When you ride the metro in VA, the driver always says, "next stop ___ blah blah, final stop in the commonwealth of virginia" or "next stop, "pentagon station, first stop in the commonwealth of virginia." i don't know why its not a state, probably because of thomas jefferson's handiwork, but anyways, i was dog/house sitting for a lady from our office who was going to texas. I kept her two fun, big dogs from Thursday through Tuesday morning. Five days. Long time. She lives in a cute townhousey neighborhood out in Virginia. It takes 10 minutes to get there in no traffic from the USDA/downtown DC, but not on Merriweather. So it was annoying being that far out there but all the money I made is going straight to the Europa Fund, which erases the annoying part. Plus, as i told the infamous caitlin hodges, its adventures like this that give me more material for my book. (hitting newstands, TBD)
Anyways, I won't bore you with alot of the details. But I'd like to share some of the wisdom I acquired while out in the green suburbaness that is Alexandria/Arlington, Virginia.
a) i learned that homesickness is right at the edge of life in dc, waiting to suck me in.
Scootering out to my weekend home, it was great to see all the cute houses with their steps up to the door, and the fun-colored front doors and shutters, and all the trees and yards bigger than a sandbox, but. I was hit with the feeling (along with a few bugs in my teeth) that living in a real city would be hard. DC is so unique, and my purpose is so clear. Its the capitol, I'm here because what I'm doing can't happen in any other city and because I'm learning and experiencing things vastly different from Houston/home.
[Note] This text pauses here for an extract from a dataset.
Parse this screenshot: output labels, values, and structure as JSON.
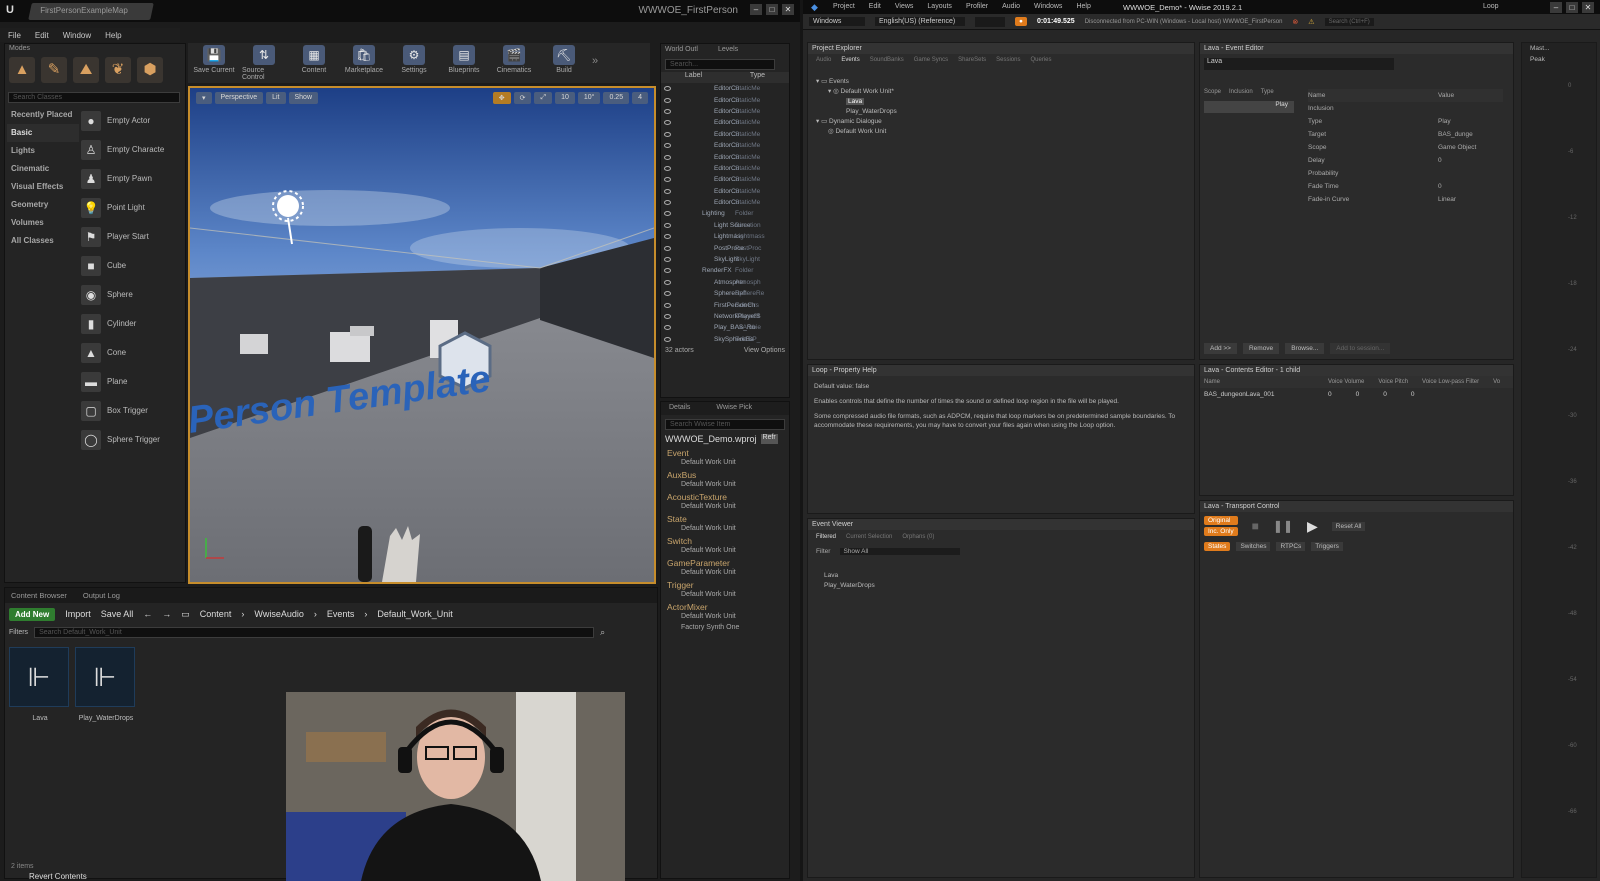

I think that if I lived in a house with a regular sized room and a queen bed, in a city with no metro transportation, with no smithsonians and weird things to do on every corner, i'd be sad and wonder WHY AM I HERE when i could be in houston/not thousands of miles from most of my friends and family. (don't worry though, i'm back in the district and all is well.)
b) that houston isn't the only large city with mexico built right in.
c) that my moped is probably the best tangible thing my parents have ever given me, and if i die on it it will so be worth it.
d) i wish there was a soundtrack to my life. (good morning, baltimore!!)
e) dogs are a lot of work. especially dogs that shed.
f) i like trees and art museums and living in the capitol.
h) dc, if i hadn't officially told you already, i've fallen for you. good thing we have least 5 months left to continue our relationship.